So it’s pretty amazing films to be involved in. So I wouldn’t say, “Never say never,” but who knows what I will be dealing with and what my schedule will take… That’s in the future and that’s kind of unknown.

You could put your hand up for the most wanted sequel in history, True Lies 2.

[laughter] Well, I’m they are making a TV series…

Yeah. They are, aren’t they?

I hope so.


Oh, that would be great. That would be great, anyway. When did you decide to tie in this Final Destination film with the first? Because that’s a great element.

Well, we’re trying to keep that hush-hush for the fans, so that they don’t know that’s happening going in. But that was in the original script and that’s one of the things that I thought was brilliant. If you make it all truthful like that and it was really for the fans. And it’s amazing when you see the audience and like half of the audience are diehard fans and they get it and there’s a murmur around the room as they see that one shot from the original film. And then the 180 and the picket all that and I just thought it’s a brilliant way to keep it full circle. And in fact, it’s the only Final Destination movie where the audience rated, in our test screenings, the audience rated the ending as one of the best aspects of the whole film.
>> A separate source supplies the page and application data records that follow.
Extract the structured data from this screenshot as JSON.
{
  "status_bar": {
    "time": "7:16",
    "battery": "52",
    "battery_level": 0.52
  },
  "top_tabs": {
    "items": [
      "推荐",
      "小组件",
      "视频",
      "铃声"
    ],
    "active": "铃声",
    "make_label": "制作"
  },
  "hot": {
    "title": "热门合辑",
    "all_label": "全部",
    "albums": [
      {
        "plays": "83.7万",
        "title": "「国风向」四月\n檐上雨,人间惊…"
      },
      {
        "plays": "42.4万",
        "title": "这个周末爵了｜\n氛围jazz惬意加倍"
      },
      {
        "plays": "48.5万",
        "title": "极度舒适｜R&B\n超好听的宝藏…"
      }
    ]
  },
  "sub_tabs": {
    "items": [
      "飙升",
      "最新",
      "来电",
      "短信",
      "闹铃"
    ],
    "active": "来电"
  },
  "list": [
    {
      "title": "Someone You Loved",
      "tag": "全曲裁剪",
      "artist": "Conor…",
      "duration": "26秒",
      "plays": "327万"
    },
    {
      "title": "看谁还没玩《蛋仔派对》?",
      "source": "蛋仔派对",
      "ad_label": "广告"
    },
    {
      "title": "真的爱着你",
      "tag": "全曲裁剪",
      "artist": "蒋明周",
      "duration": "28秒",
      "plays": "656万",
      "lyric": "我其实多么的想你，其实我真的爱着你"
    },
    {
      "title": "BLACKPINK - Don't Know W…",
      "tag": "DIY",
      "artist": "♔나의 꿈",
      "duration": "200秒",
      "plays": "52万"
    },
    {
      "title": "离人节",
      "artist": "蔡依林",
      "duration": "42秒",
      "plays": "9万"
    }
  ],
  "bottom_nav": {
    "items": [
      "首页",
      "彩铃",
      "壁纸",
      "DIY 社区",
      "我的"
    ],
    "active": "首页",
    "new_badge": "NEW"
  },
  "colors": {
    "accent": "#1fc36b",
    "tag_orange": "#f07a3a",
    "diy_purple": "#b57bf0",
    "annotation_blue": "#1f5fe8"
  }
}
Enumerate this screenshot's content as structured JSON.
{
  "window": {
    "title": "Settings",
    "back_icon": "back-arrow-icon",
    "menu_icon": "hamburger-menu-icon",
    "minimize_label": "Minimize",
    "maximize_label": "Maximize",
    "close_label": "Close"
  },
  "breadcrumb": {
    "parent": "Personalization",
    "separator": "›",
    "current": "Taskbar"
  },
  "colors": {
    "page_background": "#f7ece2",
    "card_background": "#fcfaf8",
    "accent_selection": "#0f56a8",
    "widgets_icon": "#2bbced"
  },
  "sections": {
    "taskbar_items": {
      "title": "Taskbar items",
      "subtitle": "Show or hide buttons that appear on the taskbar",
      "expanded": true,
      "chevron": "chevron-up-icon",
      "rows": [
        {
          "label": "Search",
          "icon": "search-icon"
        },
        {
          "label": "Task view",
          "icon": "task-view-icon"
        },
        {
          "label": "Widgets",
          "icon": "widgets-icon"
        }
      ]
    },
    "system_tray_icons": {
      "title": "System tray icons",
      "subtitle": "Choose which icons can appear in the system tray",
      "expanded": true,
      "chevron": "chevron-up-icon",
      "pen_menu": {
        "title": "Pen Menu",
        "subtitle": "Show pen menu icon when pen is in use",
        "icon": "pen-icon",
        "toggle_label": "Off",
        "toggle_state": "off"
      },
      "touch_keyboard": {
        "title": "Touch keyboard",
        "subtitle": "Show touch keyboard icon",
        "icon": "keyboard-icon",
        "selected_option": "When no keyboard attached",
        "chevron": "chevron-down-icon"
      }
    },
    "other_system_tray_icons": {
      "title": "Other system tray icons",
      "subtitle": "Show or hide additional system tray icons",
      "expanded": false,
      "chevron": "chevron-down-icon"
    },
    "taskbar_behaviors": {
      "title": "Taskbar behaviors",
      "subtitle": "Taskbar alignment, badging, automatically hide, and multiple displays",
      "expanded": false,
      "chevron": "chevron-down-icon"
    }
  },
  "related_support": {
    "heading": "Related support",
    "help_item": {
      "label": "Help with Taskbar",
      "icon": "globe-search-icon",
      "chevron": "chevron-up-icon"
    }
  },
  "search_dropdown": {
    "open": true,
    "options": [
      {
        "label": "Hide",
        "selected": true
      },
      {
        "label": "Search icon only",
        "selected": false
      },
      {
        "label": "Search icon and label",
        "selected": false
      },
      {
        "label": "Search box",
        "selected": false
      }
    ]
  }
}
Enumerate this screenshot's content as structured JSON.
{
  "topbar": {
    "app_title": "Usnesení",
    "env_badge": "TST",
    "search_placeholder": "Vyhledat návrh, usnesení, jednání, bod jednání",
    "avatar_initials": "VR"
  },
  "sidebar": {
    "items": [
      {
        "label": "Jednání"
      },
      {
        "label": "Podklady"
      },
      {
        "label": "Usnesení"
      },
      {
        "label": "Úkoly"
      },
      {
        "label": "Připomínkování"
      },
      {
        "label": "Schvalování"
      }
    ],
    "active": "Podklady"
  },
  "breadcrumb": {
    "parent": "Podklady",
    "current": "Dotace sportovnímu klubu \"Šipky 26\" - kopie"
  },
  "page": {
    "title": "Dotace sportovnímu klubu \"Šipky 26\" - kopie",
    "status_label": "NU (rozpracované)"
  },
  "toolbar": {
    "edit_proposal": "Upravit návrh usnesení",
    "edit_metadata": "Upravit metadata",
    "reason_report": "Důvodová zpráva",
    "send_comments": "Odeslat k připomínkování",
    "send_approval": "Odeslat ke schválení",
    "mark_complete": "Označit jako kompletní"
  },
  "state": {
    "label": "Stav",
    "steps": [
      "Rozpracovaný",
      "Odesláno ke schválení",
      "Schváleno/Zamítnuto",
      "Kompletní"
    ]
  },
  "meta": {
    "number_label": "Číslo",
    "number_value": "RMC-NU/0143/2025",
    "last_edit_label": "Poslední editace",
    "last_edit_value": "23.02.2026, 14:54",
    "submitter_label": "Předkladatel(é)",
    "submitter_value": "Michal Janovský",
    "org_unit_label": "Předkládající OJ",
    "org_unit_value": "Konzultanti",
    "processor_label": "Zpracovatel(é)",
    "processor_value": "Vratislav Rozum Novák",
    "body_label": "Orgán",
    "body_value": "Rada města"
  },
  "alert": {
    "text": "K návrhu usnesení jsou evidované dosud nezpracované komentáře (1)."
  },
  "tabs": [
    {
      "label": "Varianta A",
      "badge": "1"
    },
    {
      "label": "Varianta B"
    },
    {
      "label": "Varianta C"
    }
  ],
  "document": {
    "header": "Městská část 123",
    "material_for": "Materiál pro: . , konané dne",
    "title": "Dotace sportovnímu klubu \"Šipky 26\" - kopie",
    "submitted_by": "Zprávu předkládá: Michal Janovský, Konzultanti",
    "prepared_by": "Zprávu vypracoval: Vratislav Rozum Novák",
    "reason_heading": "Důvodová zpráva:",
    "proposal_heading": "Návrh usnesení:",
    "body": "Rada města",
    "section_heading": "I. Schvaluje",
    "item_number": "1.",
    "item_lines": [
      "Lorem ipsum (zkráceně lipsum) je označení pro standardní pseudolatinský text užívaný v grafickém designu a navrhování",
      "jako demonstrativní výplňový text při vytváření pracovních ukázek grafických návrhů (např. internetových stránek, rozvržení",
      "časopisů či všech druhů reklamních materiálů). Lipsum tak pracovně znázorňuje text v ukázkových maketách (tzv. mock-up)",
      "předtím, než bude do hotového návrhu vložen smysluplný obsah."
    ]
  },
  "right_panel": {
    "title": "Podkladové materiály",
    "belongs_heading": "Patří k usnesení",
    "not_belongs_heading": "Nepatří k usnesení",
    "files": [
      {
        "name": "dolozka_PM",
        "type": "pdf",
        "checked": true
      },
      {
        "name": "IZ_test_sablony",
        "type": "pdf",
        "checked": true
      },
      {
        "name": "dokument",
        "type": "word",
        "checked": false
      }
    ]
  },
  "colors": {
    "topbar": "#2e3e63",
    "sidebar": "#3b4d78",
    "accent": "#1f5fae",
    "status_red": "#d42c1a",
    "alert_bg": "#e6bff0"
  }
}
Nice. Nice. But there’s a tip off that it is connected to the original, of course, by having Tony Todd come back.


So that’s a great link, anyway.

But it was kind of in a more subtle way so people don’t really understand that. But if you look very carefully at the whole movie, there’s not a single car that isn’t pre-2000 and year 2000. All the dates and everything that are there are the proper dates. So it’s actually a period piece, but nobody knows that and we kept that a secret. In fact, the most challenging thing is the cell phones are flip phones that are ten years old. At first the audience doesn’t realize it, but why is everybody having ten year old phones? Again it was all very subtle to do it, so that when people watch it a second time, they can go through and pick out all these things. Even Olivia’s photograph that she smashes unintentionally in the office is her in the roller coaster on FD3.

Wow. Very smart.

So we did a lot of little things for the fans that if they really analyze it, they’ll see it all. I think the ending again, which we want to keep secret, was a great nod and a great way to tie it all together.


Oh yeah. Oh yeah. Is there a Final Destination 6 do you think in your future? Or…

Who knows. Never say never. I mean, it’ll be up to the fans. We’ll see how this one performs internationally and if it makes as much money as the fourth one, I’m sure Warner Brothers will want to make another one. And then the question for me will be just if we can get a script that can live up to this one because frankly I wouldn’t want to go backwards in the same way some franchises have.. because you get into the whole franchising thing.

Well, thank you so much for chatting to us and congratulations on the film and the fantastic 3D effects.

Okay. I’m glad you enjoyed it. I hope everybody in Melbourne gets a chance to have fun and see the film.

I’m sure they will. Thank you so much, Steven.